=== Section Start ===

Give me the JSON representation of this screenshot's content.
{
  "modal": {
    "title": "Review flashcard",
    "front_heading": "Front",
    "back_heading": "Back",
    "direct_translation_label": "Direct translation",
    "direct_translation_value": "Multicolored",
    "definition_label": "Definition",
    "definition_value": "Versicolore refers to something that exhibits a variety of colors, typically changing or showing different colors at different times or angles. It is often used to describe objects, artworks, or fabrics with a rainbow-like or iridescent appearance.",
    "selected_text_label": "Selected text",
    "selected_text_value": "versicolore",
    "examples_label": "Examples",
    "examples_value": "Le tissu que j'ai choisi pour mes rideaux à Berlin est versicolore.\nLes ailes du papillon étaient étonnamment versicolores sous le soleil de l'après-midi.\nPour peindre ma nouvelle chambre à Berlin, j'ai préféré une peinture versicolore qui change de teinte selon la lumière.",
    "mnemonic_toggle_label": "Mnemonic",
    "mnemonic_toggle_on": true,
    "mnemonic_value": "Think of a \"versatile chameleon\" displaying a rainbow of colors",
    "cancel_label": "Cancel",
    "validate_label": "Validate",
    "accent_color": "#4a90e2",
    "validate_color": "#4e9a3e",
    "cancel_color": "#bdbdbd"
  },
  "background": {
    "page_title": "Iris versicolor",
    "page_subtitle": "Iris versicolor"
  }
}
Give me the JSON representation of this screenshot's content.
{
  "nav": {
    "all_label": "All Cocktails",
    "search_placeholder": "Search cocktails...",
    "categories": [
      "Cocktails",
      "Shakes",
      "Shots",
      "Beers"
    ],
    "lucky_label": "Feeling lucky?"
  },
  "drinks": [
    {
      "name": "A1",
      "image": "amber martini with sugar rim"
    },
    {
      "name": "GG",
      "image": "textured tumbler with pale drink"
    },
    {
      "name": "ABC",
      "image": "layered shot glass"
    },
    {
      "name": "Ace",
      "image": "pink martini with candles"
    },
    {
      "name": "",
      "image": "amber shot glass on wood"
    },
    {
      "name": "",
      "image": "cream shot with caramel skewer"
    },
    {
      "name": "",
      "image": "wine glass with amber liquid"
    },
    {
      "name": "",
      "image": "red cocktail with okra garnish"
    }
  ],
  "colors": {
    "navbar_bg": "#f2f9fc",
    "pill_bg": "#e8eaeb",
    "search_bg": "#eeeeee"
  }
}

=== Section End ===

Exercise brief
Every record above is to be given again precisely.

Response
Give me the JSON representation of this screenshot's content.
{
  "modal": {
    "title": "Review flashcard",
    "front_heading": "Front",
    "back_heading": "Back",
    "direct_translation_label": "Direct translation",
    "direct_translation_value": "Multicolored",
    "definition_label": "Definition",
    "definition_value": "Versicolore refers to something that exhibits a variety of colors, typically changing or showing different colors at different times or angles. It is often used to describe objects, artworks, or fabrics with a rainbow-like or iridescent appearance.",
    "selected_text_label": "Selected text",
    "selected_text_value": "versicolore",
    "examples_label": "Examples",
    "examples_value": "Le tissu que j'ai choisi pour mes rideaux à Berlin est versicolore.\nLes ailes du papillon étaient étonnamment versicolores sous le soleil de l'après-midi.\nPour peindre ma nouvelle chambre à Berlin, j'ai préféré une peinture versicolore qui change de teinte selon la lumière.",
    "mnemonic_toggle_label": "Mnemonic",
    "mnemonic_toggle_on": true,
    "mnemonic_value": "Think of a \"versatile chameleon\" displaying a rainbow of colors",
    "cancel_label": "Cancel",
    "validate_label": "Validate",
    "accent_color": "#4a90e2",
    "validate_color": "#4e9a3e",
    "cancel_color": "#bdbdbd"
  },
  "background": {
    "page_title": "Iris versicolor",
    "page_subtitle": "Iris versicolor"
  }
}
Give me the JSON representation of this screenshot's content.
{
  "nav": {
    "all_label": "All Cocktails",
    "search_placeholder": "Search cocktails...",
    "categories": [
      "Cocktails",
      "Shakes",
      "Shots",
      "Beers"
    ],
    "lucky_label": "Feeling lucky?"
  },
  "drinks": [
    {
      "name": "A1",
      "image": "amber martini with sugar rim"
    },
    {
      "name": "GG",
      "image": "textured tumbler with pale drink"
    },
    {
      "name": "ABC",
      "image": "layered shot glass"
    },
    {
      "name": "Ace",
      "image": "pink martini with candles"
    },
    {
      "name": "",
      "image": "amber shot glass on wood"
    },
    {
      "name": "",
      "image": "cream shot with caramel skewer"
    },
    {
      "name": "",
      "image": "wine glass with amber liquid"
    },
    {
      "name": "",
      "image": "red cocktail with okra garnish"
    }
  ],
  "colors": {
    "navbar_bg": "#f2f9fc",
    "pill_bg": "#e8eaeb",
    "search_bg": "#eeeeee"
  }
}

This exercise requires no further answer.